WHAT THE EXERCISE ASKS:
Report back every line below that carries the word "JSON".

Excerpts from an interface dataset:
■ ■ ■ ■ ■ ■ ■

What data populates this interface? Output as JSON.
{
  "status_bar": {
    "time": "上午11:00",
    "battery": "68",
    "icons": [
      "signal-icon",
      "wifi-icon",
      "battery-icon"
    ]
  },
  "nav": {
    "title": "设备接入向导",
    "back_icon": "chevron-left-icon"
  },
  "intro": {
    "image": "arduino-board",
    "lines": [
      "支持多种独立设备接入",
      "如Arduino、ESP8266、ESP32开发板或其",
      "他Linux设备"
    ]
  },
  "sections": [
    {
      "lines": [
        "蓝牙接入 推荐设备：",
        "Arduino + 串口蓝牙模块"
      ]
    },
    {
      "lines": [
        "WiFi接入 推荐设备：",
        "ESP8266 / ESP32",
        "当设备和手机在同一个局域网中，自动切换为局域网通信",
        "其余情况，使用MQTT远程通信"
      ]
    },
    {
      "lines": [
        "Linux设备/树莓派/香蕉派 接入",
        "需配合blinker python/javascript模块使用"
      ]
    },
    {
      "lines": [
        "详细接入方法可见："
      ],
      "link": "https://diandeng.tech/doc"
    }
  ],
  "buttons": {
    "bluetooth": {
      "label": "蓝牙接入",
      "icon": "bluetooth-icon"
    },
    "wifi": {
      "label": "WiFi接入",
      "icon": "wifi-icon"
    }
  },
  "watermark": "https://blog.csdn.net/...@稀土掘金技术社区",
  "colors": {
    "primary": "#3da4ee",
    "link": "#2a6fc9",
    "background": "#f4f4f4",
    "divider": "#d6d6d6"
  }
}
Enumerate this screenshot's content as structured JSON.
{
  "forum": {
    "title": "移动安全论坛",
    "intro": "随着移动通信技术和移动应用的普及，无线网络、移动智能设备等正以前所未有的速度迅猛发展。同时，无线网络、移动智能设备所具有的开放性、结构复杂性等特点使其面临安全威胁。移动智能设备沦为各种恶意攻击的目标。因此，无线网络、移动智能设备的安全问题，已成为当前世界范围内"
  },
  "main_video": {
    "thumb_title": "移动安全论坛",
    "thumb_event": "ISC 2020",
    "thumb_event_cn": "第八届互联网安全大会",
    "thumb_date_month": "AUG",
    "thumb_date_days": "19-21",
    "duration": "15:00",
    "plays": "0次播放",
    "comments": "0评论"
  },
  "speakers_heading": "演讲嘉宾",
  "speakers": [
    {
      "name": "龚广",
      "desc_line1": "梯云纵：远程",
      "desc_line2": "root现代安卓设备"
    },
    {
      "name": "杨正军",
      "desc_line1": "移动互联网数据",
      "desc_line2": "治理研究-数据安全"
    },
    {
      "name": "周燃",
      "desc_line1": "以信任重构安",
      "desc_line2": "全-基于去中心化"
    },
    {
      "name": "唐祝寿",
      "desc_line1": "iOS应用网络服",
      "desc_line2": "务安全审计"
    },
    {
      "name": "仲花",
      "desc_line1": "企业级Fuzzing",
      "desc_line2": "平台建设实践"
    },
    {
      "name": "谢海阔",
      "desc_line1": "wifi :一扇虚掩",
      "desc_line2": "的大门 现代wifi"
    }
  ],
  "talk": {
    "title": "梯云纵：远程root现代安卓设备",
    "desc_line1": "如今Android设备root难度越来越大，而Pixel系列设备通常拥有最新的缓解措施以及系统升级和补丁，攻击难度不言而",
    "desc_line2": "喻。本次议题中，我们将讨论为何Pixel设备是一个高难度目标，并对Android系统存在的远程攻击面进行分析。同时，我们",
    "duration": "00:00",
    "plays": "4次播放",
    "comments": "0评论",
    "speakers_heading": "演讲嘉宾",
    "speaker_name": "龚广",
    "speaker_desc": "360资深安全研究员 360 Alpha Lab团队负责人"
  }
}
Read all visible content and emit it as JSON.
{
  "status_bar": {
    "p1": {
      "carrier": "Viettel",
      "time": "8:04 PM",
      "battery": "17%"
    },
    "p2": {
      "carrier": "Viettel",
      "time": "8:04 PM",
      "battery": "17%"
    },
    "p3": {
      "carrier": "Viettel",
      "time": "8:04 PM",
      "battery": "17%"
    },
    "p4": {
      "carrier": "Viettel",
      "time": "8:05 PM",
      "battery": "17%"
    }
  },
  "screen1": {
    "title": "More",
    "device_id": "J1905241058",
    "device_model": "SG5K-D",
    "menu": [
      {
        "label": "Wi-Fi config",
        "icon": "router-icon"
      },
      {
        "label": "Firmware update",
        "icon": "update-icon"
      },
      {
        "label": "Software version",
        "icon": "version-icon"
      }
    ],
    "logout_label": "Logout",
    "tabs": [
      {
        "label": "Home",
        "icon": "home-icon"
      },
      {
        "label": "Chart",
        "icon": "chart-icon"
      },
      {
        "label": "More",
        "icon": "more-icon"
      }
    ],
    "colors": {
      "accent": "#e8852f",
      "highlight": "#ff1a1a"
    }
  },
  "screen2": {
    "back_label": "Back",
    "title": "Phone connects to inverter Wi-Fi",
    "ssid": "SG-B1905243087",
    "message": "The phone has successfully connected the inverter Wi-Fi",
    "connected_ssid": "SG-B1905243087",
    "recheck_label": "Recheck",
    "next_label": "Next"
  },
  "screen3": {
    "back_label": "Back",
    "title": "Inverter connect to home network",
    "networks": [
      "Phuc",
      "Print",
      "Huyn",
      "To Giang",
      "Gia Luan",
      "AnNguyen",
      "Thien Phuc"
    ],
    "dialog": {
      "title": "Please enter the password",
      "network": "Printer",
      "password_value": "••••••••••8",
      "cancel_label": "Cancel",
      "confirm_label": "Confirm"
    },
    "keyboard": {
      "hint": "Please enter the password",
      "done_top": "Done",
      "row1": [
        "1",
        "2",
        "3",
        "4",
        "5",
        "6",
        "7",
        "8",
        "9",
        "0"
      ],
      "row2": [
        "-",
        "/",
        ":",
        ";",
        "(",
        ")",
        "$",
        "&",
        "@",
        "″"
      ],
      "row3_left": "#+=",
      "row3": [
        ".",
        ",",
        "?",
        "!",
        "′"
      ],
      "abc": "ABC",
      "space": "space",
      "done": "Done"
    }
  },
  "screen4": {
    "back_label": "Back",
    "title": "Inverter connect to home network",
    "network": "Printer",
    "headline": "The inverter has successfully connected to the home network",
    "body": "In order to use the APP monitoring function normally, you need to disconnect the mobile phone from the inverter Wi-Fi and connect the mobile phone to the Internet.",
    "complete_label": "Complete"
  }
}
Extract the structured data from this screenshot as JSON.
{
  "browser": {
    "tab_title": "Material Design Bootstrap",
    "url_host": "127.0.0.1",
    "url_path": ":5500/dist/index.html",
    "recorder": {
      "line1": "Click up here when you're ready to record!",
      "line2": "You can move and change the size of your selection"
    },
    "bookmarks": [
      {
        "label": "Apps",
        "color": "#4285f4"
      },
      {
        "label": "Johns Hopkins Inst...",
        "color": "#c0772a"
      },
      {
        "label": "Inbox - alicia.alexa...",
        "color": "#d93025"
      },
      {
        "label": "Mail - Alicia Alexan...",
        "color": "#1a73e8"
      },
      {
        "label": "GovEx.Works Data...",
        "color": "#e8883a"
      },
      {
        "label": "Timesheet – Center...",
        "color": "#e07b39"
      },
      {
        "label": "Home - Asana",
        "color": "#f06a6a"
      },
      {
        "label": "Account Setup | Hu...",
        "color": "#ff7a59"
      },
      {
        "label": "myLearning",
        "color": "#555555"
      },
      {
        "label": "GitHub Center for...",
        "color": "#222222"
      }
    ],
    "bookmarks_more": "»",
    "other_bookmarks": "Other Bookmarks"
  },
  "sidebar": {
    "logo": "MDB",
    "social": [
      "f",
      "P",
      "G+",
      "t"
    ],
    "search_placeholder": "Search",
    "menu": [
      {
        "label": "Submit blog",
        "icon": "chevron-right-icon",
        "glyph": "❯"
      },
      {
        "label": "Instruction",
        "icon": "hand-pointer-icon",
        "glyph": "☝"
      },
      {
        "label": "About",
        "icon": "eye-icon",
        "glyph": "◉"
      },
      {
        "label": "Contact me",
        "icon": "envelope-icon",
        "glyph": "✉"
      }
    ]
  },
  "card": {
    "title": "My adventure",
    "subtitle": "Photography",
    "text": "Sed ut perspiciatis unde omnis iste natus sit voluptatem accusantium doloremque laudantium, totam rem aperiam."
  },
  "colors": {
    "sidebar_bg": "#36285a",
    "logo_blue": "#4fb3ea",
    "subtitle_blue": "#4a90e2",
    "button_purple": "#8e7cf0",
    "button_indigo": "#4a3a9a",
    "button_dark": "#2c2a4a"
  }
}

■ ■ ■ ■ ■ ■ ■

EXERCISE SOLUTION:
What data populates this interface? Output as JSON.
Enumerate this screenshot's content as structured JSON.
Read all visible content and emit it as JSON.
Extract the structured data from this screenshot as JSON.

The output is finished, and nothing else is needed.